=== Section Start ===
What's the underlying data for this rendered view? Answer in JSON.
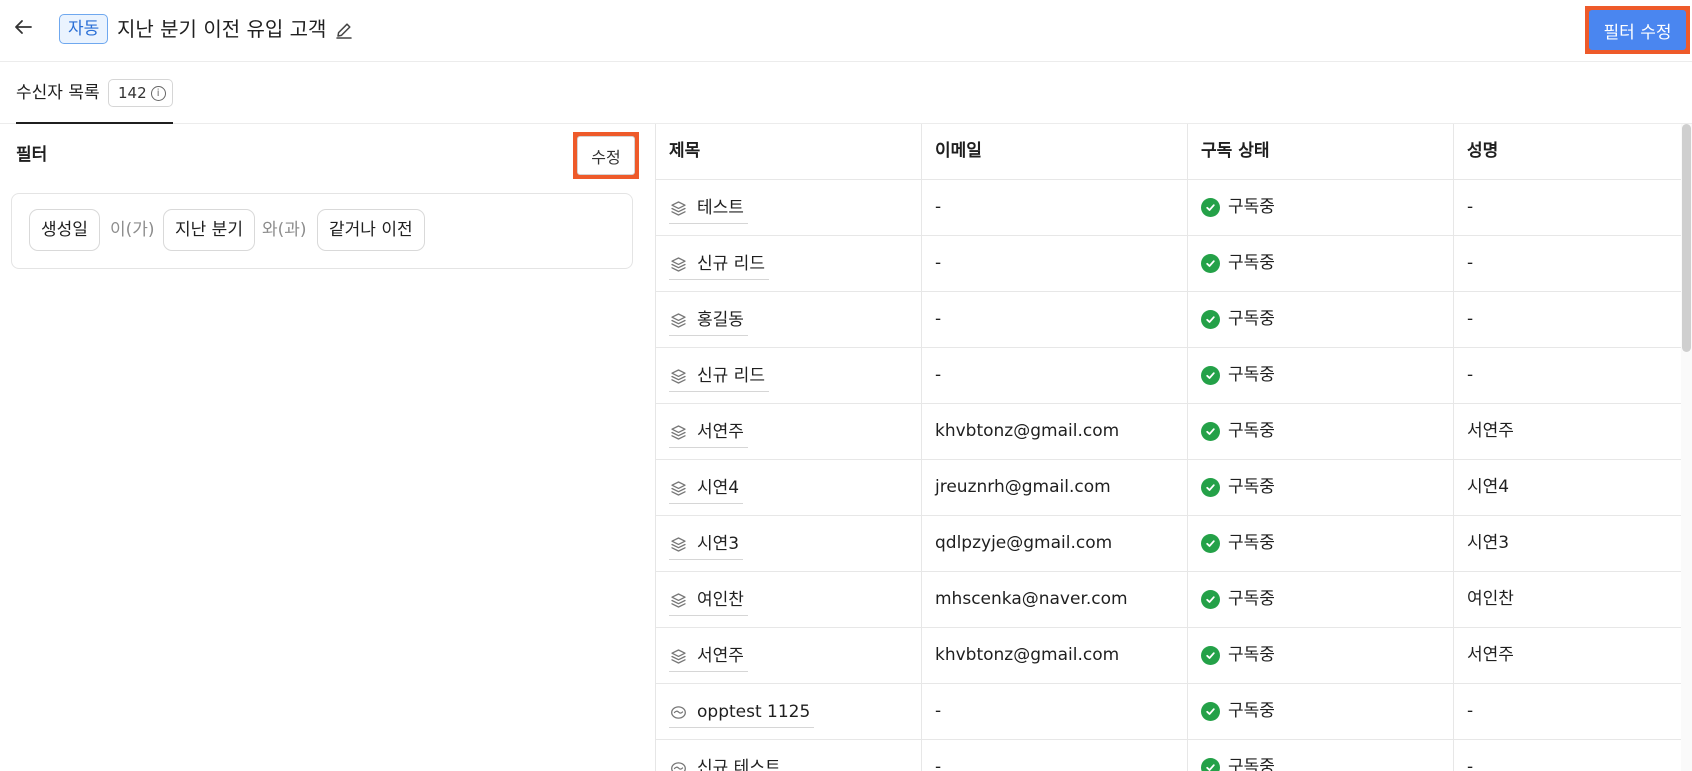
{
  "header": {
    "badge": "자동",
    "title": "지난 분기 이전 유입 고객",
    "primary_button": "필터 수정"
  },
  "tabs": [
    {
      "label": "수신자 목록",
      "count": "142"
    }
  ],
  "filter": {
    "heading": "필터",
    "edit_button": "수정",
    "chips": [
      "생성일",
      "지난 분기",
      "같거나 이전"
    ],
    "conjunctions": [
      "이(가)",
      "와(과)"
    ]
  },
  "table": {
    "columns": [
      "제목",
      "이메일",
      "구독 상태",
      "성명"
    ],
    "rows": [
      {
        "icon": "stack-icon",
        "title": "테스트",
        "email": "-",
        "status": "구독중",
        "name": "-"
      },
      {
        "icon": "stack-icon",
        "title": "신규 리드",
        "email": "-",
        "status": "구독중",
        "name": "-"
      },
      {
        "icon": "stack-icon",
        "title": "홍길동",
        "email": "-",
        "status": "구독중",
        "name": "-"
      },
      {
        "icon": "stack-icon",
        "title": "신규 리드",
        "email": "-",
        "status": "구독중",
        "name": "-"
      },
      {
        "icon": "stack-icon",
        "title": "서연주",
        "email": "khvbtonz@gmail.com",
        "status": "구독중",
        "name": "서연주"
      },
      {
        "icon": "stack-icon",
        "title": "시연4",
        "email": "jreuznrh@gmail.com",
        "status": "구독중",
        "name": "시연4"
      },
      {
        "icon": "stack-icon",
        "title": "시연3",
        "email": "qdlpzyje@gmail.com",
        "status": "구독중",
        "name": "시연3"
      },
      {
        "icon": "stack-icon",
        "title": "여인찬",
        "email": "mhscenka@naver.com",
        "status": "구독중",
        "name": "여인찬"
      },
      {
        "icon": "stack-icon",
        "title": "서연주",
        "email": "khvbtonz@gmail.com",
        "status": "구독중",
        "name": "서연주"
      },
      {
        "icon": "handshake-icon",
        "title": "opptest 1125",
        "email": "-",
        "status": "구독중",
        "name": "-"
      },
      {
        "icon": "handshake-icon",
        "title": "신규 테스트",
        "email": "-",
        "status": "구독중",
        "name": "-"
      }
    ]
  },
  "colors": {
    "accent": "#4a86f0",
    "highlight": "#ee5a2a",
    "status_ok": "#24a148",
    "badge_bg": "#eaf3fe"
  }
}
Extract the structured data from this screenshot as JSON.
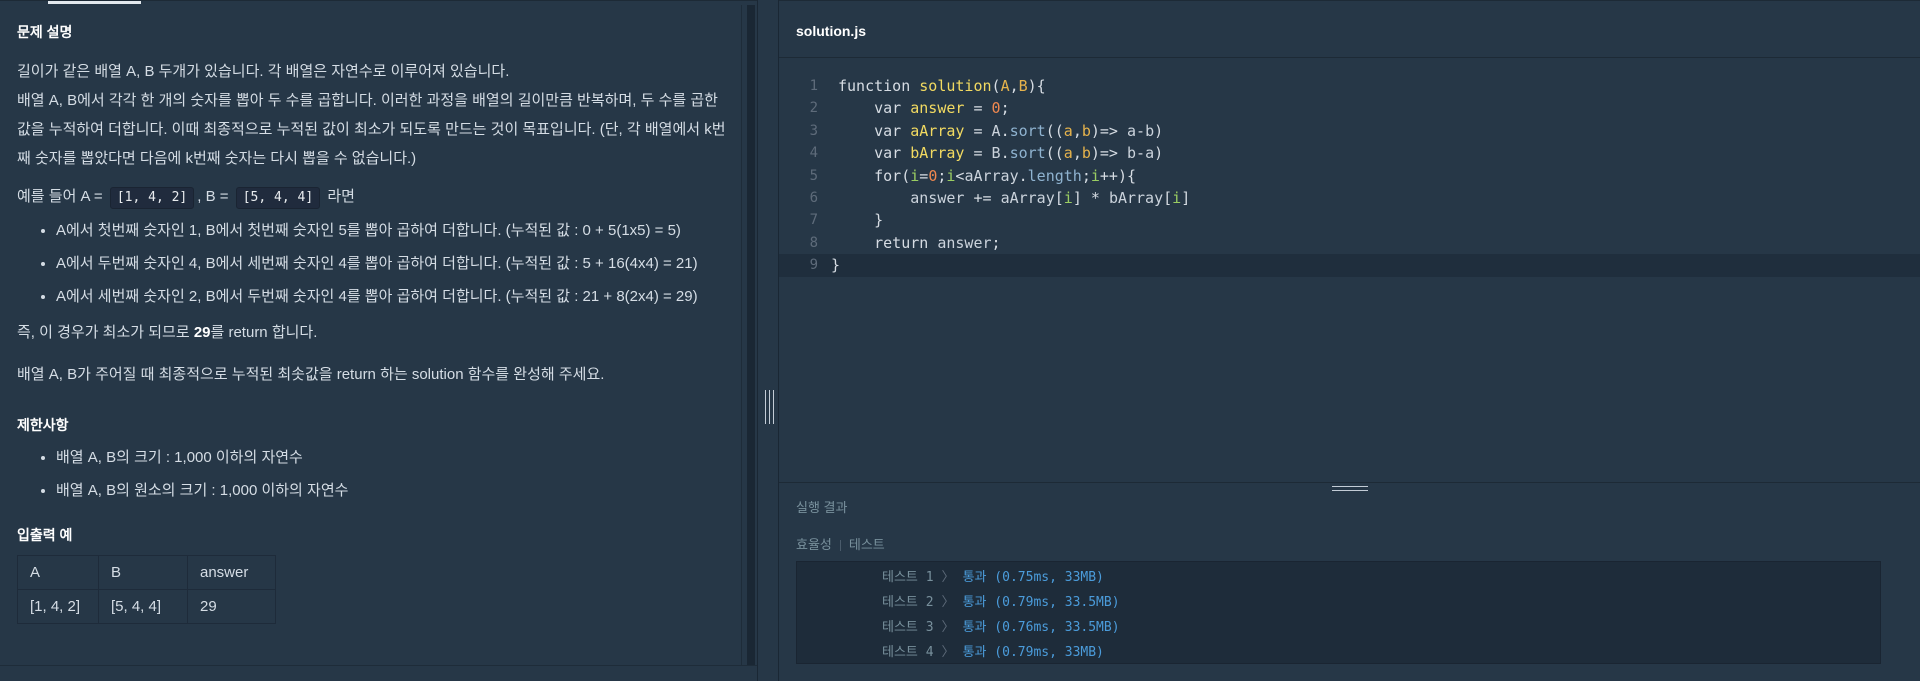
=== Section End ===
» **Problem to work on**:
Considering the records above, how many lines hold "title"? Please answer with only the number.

» **Task output**:
12